(Dataset excerpts)
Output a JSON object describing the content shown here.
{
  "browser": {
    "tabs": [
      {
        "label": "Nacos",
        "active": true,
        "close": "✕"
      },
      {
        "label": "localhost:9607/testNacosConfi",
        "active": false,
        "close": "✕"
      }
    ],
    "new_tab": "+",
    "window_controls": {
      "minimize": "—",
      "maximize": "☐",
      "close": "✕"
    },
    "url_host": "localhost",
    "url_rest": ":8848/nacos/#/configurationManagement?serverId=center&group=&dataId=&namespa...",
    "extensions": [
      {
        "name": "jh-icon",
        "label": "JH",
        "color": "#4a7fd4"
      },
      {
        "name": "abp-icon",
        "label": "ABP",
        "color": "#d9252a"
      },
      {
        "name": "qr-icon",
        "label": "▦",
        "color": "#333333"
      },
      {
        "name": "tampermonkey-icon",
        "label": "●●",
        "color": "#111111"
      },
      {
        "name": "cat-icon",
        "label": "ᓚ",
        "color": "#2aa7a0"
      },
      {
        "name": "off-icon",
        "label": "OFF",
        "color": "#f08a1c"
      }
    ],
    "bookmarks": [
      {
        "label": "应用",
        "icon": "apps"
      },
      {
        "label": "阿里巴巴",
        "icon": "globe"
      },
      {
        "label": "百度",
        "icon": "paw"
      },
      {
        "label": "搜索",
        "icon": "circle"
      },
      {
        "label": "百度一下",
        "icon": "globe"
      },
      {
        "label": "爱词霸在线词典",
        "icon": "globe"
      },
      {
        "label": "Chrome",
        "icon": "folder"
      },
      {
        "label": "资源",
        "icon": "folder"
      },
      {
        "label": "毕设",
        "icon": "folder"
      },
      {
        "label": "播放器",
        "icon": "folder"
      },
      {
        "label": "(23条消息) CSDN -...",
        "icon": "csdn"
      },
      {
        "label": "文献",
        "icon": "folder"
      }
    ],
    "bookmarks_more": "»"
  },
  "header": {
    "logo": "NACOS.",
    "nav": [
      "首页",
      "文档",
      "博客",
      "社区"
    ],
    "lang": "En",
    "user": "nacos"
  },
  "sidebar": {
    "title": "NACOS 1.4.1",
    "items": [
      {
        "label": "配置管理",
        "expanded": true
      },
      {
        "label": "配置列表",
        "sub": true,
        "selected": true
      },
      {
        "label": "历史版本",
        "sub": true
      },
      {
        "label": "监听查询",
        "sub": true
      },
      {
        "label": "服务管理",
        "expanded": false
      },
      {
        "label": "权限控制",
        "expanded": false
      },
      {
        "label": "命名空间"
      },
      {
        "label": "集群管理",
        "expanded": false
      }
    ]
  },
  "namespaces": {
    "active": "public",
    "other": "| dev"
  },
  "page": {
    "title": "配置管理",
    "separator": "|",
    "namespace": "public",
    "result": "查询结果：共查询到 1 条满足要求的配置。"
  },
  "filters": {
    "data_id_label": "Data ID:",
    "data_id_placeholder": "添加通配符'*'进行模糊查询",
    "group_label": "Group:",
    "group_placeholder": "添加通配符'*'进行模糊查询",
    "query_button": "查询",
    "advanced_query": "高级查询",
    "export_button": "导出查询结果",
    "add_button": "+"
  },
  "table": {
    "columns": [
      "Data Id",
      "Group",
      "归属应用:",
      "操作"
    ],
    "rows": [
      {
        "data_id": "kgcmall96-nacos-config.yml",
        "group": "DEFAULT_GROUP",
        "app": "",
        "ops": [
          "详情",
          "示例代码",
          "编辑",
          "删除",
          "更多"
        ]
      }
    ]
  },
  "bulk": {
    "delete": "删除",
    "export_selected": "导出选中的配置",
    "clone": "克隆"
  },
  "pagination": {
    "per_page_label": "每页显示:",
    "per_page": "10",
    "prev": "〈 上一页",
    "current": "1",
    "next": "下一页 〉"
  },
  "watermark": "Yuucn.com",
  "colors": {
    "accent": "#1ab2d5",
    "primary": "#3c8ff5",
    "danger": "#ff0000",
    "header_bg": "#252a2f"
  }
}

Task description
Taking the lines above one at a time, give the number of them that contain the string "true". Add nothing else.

Exercise result
6